REQUIRED WORK:
All lines of the material that contain "Filter" must be copied out.

:: GIVEN RECORDS

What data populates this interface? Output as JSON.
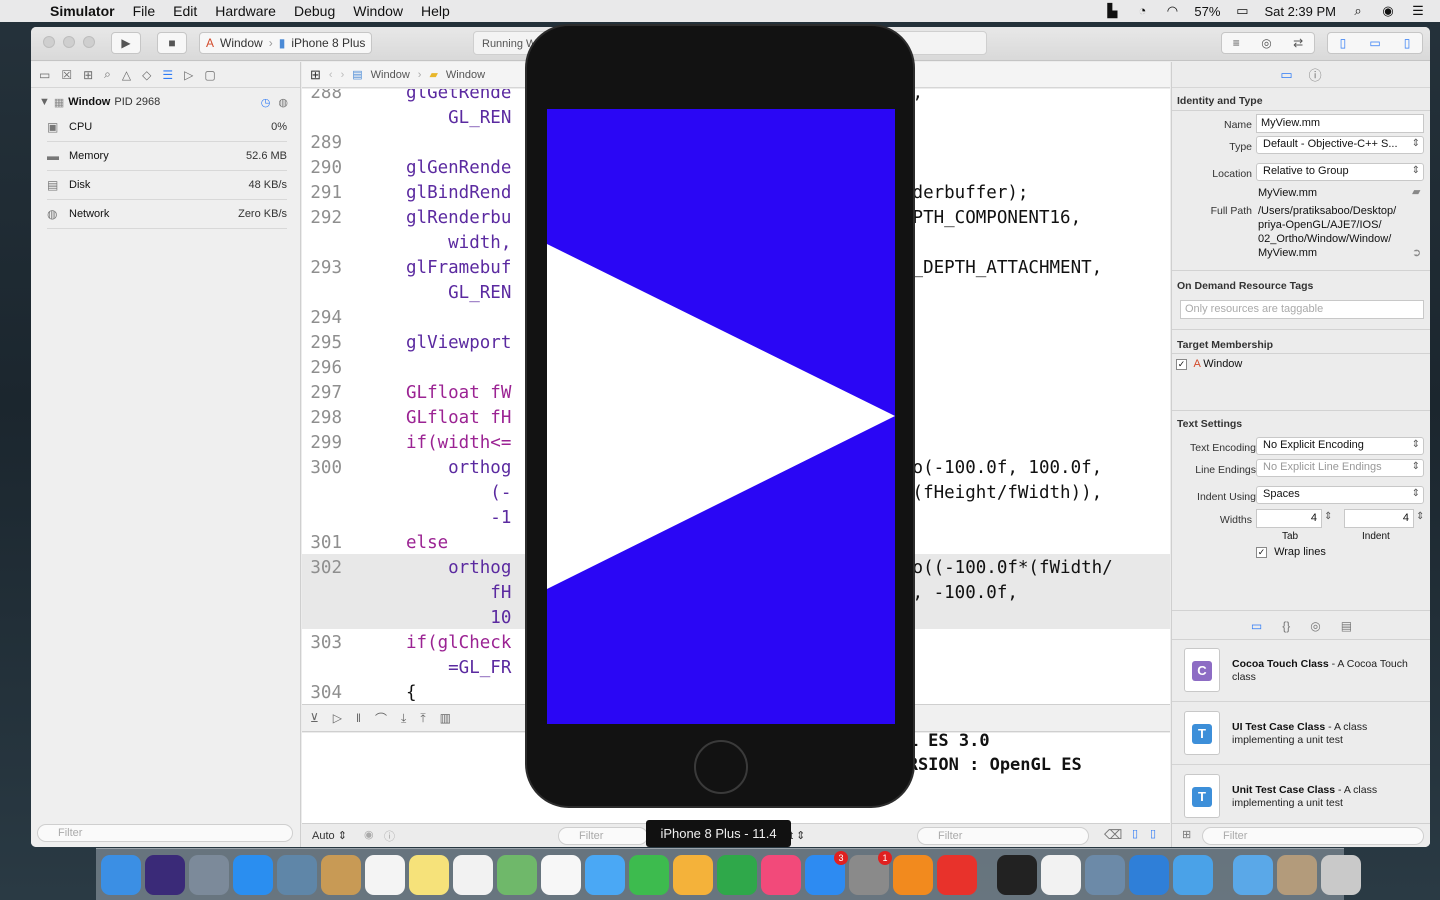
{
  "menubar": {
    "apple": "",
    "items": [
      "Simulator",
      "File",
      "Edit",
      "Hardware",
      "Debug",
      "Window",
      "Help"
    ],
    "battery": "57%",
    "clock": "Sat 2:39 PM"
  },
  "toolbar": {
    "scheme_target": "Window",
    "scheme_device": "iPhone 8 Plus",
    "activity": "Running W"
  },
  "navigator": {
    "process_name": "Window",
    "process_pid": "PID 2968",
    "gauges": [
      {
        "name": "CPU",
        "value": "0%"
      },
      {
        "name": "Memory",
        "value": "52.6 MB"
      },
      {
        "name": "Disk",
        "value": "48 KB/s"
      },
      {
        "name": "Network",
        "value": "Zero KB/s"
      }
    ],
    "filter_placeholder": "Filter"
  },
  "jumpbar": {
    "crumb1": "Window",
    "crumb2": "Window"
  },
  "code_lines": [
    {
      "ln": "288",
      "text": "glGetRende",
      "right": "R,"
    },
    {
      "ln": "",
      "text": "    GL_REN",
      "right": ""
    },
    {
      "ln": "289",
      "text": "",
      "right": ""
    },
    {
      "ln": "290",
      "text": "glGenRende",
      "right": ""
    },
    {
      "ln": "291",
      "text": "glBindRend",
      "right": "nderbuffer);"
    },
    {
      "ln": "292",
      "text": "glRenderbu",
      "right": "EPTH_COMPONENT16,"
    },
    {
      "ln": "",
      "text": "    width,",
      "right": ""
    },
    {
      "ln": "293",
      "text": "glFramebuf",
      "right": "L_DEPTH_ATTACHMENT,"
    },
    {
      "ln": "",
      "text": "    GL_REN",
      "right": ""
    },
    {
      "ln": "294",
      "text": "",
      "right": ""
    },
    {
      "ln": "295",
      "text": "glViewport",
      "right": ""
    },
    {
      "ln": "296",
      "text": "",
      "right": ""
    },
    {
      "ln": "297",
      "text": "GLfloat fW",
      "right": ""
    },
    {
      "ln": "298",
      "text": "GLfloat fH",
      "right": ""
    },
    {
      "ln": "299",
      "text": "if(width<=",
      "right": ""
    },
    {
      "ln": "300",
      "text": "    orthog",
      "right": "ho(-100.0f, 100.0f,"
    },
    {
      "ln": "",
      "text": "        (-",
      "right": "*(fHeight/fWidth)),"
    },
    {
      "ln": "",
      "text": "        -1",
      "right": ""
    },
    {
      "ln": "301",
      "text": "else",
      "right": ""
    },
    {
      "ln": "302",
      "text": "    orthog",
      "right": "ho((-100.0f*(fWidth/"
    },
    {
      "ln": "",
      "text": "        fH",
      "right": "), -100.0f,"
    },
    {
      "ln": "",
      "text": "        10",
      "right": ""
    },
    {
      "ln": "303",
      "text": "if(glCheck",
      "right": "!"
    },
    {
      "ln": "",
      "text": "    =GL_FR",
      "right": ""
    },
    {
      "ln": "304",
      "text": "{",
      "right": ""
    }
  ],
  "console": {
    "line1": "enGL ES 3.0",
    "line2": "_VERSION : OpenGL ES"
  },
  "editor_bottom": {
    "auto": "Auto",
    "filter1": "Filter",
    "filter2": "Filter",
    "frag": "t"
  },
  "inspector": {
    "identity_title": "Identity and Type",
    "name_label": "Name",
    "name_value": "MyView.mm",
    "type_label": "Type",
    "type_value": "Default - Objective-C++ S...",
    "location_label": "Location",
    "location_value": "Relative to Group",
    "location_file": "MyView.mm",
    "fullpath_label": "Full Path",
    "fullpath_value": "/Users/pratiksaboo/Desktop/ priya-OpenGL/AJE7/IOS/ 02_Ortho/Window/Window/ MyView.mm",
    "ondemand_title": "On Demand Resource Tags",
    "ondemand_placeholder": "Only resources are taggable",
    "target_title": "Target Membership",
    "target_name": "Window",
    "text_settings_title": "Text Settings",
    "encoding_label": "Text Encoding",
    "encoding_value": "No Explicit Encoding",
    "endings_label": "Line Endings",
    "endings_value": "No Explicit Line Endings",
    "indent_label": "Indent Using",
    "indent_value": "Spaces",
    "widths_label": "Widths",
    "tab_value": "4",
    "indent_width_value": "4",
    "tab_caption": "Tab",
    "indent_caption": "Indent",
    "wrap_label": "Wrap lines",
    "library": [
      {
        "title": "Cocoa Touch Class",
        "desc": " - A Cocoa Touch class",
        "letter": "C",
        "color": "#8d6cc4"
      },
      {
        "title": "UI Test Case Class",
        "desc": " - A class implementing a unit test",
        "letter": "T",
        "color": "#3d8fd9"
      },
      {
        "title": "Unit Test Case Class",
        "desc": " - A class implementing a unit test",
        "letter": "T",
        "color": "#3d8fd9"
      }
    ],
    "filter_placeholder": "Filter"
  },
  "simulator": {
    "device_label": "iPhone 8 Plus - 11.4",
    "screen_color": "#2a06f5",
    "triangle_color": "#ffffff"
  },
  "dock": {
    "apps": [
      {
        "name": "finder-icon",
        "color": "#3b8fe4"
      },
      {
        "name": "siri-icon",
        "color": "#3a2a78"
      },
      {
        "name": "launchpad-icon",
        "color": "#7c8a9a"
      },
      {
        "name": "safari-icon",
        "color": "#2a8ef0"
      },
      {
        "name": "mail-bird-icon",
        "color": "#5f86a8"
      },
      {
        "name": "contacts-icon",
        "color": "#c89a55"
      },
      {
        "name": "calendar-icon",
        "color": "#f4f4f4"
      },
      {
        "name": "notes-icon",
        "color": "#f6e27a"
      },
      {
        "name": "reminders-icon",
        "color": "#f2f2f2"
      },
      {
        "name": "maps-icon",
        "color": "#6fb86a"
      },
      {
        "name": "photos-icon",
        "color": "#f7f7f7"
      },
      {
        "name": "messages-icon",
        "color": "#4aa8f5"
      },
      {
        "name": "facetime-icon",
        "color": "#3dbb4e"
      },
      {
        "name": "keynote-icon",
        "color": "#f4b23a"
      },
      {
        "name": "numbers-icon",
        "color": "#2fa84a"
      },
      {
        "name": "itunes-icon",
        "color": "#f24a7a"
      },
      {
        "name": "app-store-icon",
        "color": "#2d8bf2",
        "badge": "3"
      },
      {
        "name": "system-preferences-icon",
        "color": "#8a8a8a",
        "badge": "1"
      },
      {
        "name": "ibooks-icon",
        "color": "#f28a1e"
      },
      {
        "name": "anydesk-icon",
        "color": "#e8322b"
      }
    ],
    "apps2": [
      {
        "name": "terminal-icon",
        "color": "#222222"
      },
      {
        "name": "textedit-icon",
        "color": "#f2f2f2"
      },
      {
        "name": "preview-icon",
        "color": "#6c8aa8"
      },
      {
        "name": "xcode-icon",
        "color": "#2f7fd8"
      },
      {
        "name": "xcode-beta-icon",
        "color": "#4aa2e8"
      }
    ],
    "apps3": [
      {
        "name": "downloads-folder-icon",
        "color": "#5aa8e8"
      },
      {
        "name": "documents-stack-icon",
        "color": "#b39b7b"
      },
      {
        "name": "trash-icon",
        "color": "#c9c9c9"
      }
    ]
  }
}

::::

RESPONSE FOR THIS EXERCISE:
    "filter_placeholder": "Filter"
    "filter1": "Filter",
    "filter2": "Filter",
    "filter_placeholder": "Filter"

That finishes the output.